• **Input data**
== Segment start ==

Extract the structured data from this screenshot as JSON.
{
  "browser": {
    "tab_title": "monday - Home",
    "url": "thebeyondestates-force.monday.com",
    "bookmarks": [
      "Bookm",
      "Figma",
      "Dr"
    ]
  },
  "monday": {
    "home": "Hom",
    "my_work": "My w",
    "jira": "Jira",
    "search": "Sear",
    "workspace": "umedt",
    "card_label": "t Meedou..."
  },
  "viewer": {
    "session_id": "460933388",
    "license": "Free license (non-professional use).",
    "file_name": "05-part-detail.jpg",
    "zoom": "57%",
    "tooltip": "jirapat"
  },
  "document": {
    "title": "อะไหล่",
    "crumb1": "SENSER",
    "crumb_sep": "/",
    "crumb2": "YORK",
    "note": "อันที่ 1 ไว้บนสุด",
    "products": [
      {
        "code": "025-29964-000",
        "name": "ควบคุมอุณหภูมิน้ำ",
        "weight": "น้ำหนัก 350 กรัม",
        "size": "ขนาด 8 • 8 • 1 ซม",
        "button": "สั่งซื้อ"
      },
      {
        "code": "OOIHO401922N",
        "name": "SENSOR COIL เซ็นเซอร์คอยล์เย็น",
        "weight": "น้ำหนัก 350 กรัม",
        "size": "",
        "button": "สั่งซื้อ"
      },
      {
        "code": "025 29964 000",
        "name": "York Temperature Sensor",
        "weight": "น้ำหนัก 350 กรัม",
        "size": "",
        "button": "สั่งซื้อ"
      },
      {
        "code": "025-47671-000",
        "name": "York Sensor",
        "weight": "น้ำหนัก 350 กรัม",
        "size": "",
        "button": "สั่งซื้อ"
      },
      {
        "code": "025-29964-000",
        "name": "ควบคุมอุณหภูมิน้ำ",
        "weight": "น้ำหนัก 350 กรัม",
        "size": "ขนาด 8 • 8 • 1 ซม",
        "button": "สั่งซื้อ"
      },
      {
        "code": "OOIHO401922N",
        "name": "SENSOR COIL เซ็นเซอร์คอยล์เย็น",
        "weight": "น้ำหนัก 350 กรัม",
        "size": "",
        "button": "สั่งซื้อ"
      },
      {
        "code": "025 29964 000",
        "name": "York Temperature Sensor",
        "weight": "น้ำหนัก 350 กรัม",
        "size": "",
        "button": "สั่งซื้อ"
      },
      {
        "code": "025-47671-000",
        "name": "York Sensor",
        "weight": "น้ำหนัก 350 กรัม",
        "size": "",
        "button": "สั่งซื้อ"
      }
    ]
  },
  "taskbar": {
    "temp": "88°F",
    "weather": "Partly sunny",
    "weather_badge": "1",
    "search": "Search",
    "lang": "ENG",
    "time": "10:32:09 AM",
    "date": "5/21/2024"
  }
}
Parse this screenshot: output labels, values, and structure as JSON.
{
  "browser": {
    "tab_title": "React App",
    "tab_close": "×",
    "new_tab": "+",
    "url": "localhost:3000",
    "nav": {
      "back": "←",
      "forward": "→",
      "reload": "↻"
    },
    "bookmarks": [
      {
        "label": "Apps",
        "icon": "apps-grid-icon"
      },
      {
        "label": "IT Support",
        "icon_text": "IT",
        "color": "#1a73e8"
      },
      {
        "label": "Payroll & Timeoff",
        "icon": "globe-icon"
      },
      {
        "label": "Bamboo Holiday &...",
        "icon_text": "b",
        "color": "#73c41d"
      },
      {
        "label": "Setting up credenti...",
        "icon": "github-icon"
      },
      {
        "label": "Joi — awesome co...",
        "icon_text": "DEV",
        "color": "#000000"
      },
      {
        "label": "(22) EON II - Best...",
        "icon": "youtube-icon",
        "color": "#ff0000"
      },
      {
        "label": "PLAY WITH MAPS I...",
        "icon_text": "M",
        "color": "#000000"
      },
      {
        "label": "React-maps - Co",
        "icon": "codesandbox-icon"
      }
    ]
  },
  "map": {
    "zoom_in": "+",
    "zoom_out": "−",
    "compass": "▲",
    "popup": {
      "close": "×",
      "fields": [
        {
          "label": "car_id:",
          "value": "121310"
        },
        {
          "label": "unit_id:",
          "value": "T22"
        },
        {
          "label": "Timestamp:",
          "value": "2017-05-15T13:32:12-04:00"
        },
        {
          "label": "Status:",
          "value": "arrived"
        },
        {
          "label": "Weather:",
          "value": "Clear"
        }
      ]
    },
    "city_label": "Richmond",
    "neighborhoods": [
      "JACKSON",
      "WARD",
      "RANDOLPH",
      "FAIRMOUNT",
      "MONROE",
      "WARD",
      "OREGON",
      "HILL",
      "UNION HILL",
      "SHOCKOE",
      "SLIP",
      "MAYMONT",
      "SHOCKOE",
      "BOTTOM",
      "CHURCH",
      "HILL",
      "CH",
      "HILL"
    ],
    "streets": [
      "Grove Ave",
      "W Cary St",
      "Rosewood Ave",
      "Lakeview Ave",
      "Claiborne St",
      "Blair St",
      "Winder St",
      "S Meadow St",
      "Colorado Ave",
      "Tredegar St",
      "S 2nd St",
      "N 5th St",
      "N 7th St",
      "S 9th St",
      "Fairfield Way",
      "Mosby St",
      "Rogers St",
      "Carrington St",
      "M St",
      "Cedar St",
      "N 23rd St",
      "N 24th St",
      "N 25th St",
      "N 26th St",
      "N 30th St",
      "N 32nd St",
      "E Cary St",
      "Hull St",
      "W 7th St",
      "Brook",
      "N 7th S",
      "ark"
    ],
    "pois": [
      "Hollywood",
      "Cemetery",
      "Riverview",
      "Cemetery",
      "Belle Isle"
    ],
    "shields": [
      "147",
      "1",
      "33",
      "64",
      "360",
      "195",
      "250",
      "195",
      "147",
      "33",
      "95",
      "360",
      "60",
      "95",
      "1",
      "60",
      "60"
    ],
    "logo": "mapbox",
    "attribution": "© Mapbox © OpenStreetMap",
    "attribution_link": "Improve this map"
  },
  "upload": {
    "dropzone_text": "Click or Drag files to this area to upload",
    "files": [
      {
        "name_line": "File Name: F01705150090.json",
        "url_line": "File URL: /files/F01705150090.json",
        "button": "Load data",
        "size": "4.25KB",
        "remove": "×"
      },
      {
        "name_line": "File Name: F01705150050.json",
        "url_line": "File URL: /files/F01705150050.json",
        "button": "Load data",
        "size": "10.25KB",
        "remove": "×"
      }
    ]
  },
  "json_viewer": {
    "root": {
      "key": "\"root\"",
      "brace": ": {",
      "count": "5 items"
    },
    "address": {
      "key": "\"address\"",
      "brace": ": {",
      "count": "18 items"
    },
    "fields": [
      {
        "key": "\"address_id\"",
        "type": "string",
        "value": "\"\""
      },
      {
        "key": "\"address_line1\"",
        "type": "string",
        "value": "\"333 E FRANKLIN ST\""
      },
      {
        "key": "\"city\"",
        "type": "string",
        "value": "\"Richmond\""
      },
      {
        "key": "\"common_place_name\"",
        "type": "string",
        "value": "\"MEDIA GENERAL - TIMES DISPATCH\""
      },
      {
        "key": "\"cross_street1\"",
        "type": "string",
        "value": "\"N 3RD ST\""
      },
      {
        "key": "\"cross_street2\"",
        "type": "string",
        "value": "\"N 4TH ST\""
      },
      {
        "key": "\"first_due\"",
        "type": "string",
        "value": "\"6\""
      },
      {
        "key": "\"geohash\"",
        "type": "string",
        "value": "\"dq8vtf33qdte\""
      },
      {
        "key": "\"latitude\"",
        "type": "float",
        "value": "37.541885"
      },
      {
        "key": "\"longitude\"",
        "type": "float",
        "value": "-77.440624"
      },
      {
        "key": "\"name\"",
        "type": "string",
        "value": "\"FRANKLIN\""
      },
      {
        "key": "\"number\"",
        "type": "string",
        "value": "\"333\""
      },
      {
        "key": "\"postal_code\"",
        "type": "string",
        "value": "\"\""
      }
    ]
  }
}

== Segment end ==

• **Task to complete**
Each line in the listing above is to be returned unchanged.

• **Task result**
Extract the structured data from this screenshot as JSON.
{
  "browser": {
    "tab_title": "monday - Home",
    "url": "thebeyondestates-force.monday.com",
    "bookmarks": [
      "Bookm",
      "Figma",
      "Dr"
    ]
  },
  "monday": {
    "home": "Hom",
    "my_work": "My w",
    "jira": "Jira",
    "search": "Sear",
    "workspace": "umedt",
    "card_label": "t Meedou..."
  },
  "viewer": {
    "session_id": "460933388",
    "license": "Free license (non-professional use).",
    "file_name": "05-part-detail.jpg",
    "zoom": "57%",
    "tooltip": "jirapat"
  },
  "document": {
    "title": "อะไหล่",
    "crumb1": "SENSER",
    "crumb_sep": "/",
    "crumb2": "YORK",
    "note": "อันที่ 1 ไว้บนสุด",
    "products": [
      {
        "code": "025-29964-000",
        "name": "ควบคุมอุณหภูมิน้ำ",
        "weight": "น้ำหนัก 350 กรัม",
        "size": "ขนาด 8 • 8 • 1 ซม",
        "button": "สั่งซื้อ"
      },
      {
        "code": "OOIHO401922N",
        "name": "SENSOR COIL เซ็นเซอร์คอยล์เย็น",
        "weight": "น้ำหนัก 350 กรัม",
        "size": "",
        "button": "สั่งซื้อ"
      },
      {
        "code": "025 29964 000",
        "name": "York Temperature Sensor",
        "weight": "น้ำหนัก 350 กรัม",
        "size": "",
        "button": "สั่งซื้อ"
      },
      {
        "code": "025-47671-000",
        "name": "York Sensor",
        "weight": "น้ำหนัก 350 กรัม",
        "size": "",
        "button": "สั่งซื้อ"
      },
      {
        "code": "025-29964-000",
        "name": "ควบคุมอุณหภูมิน้ำ",
        "weight": "น้ำหนัก 350 กรัม",
        "size": "ขนาด 8 • 8 • 1 ซม",
        "button": "สั่งซื้อ"
      },
      {
        "code": "OOIHO401922N",
        "name": "SENSOR COIL เซ็นเซอร์คอยล์เย็น",
        "weight": "น้ำหนัก 350 กรัม",
        "size": "",
        "button": "สั่งซื้อ"
      },
      {
        "code": "025 29964 000",
        "name": "York Temperature Sensor",
        "weight": "น้ำหนัก 350 กรัม",
        "size": "",
        "button": "สั่งซื้อ"
      },
      {
        "code": "025-47671-000",
        "name": "York Sensor",
        "weight": "น้ำหนัก 350 กรัม",
        "size": "",
        "button": "สั่งซื้อ"
      }
    ]
  },
  "taskbar": {
    "temp": "88°F",
    "weather": "Partly sunny",
    "weather_badge": "1",
    "search": "Search",
    "lang": "ENG",
    "time": "10:32:09 AM",
    "date": "5/21/2024"
  }
}
Parse this screenshot: output labels, values, and structure as JSON.
{
  "browser": {
    "tab_title": "React App",
    "tab_close": "×",
    "new_tab": "+",
    "url": "localhost:3000",
    "nav": {
      "back": "←",
      "forward": "→",
      "reload": "↻"
    },
    "bookmarks": [
      {
        "label": "Apps",
        "icon": "apps-grid-icon"
      },
      {
        "label": "IT Support",
        "icon_text": "IT",
        "color": "#1a73e8"
      },
      {
        "label": "Payroll & Timeoff",
        "icon": "globe-icon"
      },
      {
        "label": "Bamboo Holiday &...",
        "icon_text": "b",
        "color": "#73c41d"
      },
      {
        "label": "Setting up credenti...",
        "icon": "github-icon"
      },
      {
        "label": "Joi — awesome co...",
        "icon_text": "DEV",
        "color": "#000000"
      },
      {
        "label": "(22) EON II - Best...",
        "icon": "youtube-icon",
        "color": "#ff0000"
      },
      {
        "label": "PLAY WITH MAPS I...",
        "icon_text": "M",
        "color": "#000000"
      },
      {
        "label": "React-maps - Co",
        "icon": "codesandbox-icon"
      }
    ]
  },
  "map": {
    "zoom_in": "+",
    "zoom_out": "−",
    "compass": "▲",
    "popup": {
      "close": "×",
      "fields": [
        {
          "label": "car_id:",
          "value": "121310"
        },
        {
          "label": "unit_id:",
          "value": "T22"
        },
        {
          "label": "Timestamp:",
          "value": "2017-05-15T13:32:12-04:00"
        },
        {
          "label": "Status:",
          "value": "arrived"
        },
        {
          "label": "Weather:",
          "value": "Clear"
        }
      ]
    },
    "city_label": "Richmond",
    "neighborhoods": [
      "JACKSON",
      "WARD",
      "RANDOLPH",
      "FAIRMOUNT",
      "MONROE",
      "WARD",
      "OREGON",
      "HILL",
      "UNION HILL",
      "SHOCKOE",
      "SLIP",
      "MAYMONT",
      "SHOCKOE",
      "BOTTOM",
      "CHURCH",
      "HILL",
      "CH",
      "HILL"
    ],
    "streets": [
      "Grove Ave",
      "W Cary St",
      "Rosewood Ave",
      "Lakeview Ave",
      "Claiborne St",
      "Blair St",
      "Winder St",
      "S Meadow St",
      "Colorado Ave",
      "Tredegar St",
      "S 2nd St",
      "N 5th St",
      "N 7th St",
      "S 9th St",
      "Fairfield Way",
      "Mosby St",
      "Rogers St",
      "Carrington St",
      "M St",
      "Cedar St",
      "N 23rd St",
      "N 24th St",
      "N 25th St",
      "N 26th St",
      "N 30th St",
      "N 32nd St",
      "E Cary St",
      "Hull St",
      "W 7th St",
      "Brook",
      "N 7th S",
      "ark"
    ],
    "pois": [
      "Hollywood",
      "Cemetery",
      "Riverview",
      "Cemetery",
      "Belle Isle"
    ],
    "shields": [
      "147",
      "1",
      "33",
      "64",
      "360",
      "195",
      "250",
      "195",
      "147",
      "33",
      "95",
      "360",
      "60",
      "95",
      "1",
      "60",
      "60"
    ],
    "logo": "mapbox",
    "attribution": "© Mapbox © OpenStreetMap",
    "attribution_link": "Improve this map"
  },
  "upload": {
    "dropzone_text": "Click or Drag files to this area to upload",
    "files": [
      {
        "name_line": "File Name: F01705150090.json",
        "url_line": "File URL: /files/F01705150090.json",
        "button": "Load data",
        "size": "4.25KB",
        "remove": "×"
      },
      {
        "name_line": "File Name: F01705150050.json",
        "url_line": "File URL: /files/F01705150050.json",
        "button": "Load data",
        "size": "10.25KB",
        "remove": "×"
      }
    ]
  },
  "json_viewer": {
    "root": {
      "key": "\"root\"",
      "brace": ": {",
      "count": "5 items"
    },
    "address": {
      "key": "\"address\"",
      "brace": ": {",
      "count": "18 items"
    },
    "fields": [
      {
        "key": "\"address_id\"",
        "type": "string",
        "value": "\"\""
      },
      {
        "key": "\"address_line1\"",
        "type": "string",
        "value": "\"333 E FRANKLIN ST\""
      },
      {
        "key": "\"city\"",
        "type": "string",
        "value": "\"Richmond\""
      },
      {
        "key": "\"common_place_name\"",
        "type": "string",
        "value": "\"MEDIA GENERAL - TIMES DISPATCH\""
      },
      {
        "key": "\"cross_street1\"",
        "type": "string",
        "value": "\"N 3RD ST\""
      },
      {
        "key": "\"cross_street2\"",
        "type": "string",
        "value": "\"N 4TH ST\""
      },
      {
        "key": "\"first_due\"",
        "type": "string",
        "value": "\"6\""
      },
      {
        "key": "\"geohash\"",
        "type": "string",
        "value": "\"dq8vtf33qdte\""
      },
      {
        "key": "\"latitude\"",
        "type": "float",
        "value": "37.541885"
      },
      {
        "key": "\"longitude\"",
        "type": "float",
        "value": "-77.440624"
      },
      {
        "key": "\"name\"",
        "type": "string",
        "value": "\"FRANKLIN\""
      },
      {
        "key": "\"number\"",
        "type": "string",
        "value": "\"333\""
      },
      {
        "key": "\"postal_code\"",
        "type": "string",
        "value": "\"\""
      }
    ]
  }
}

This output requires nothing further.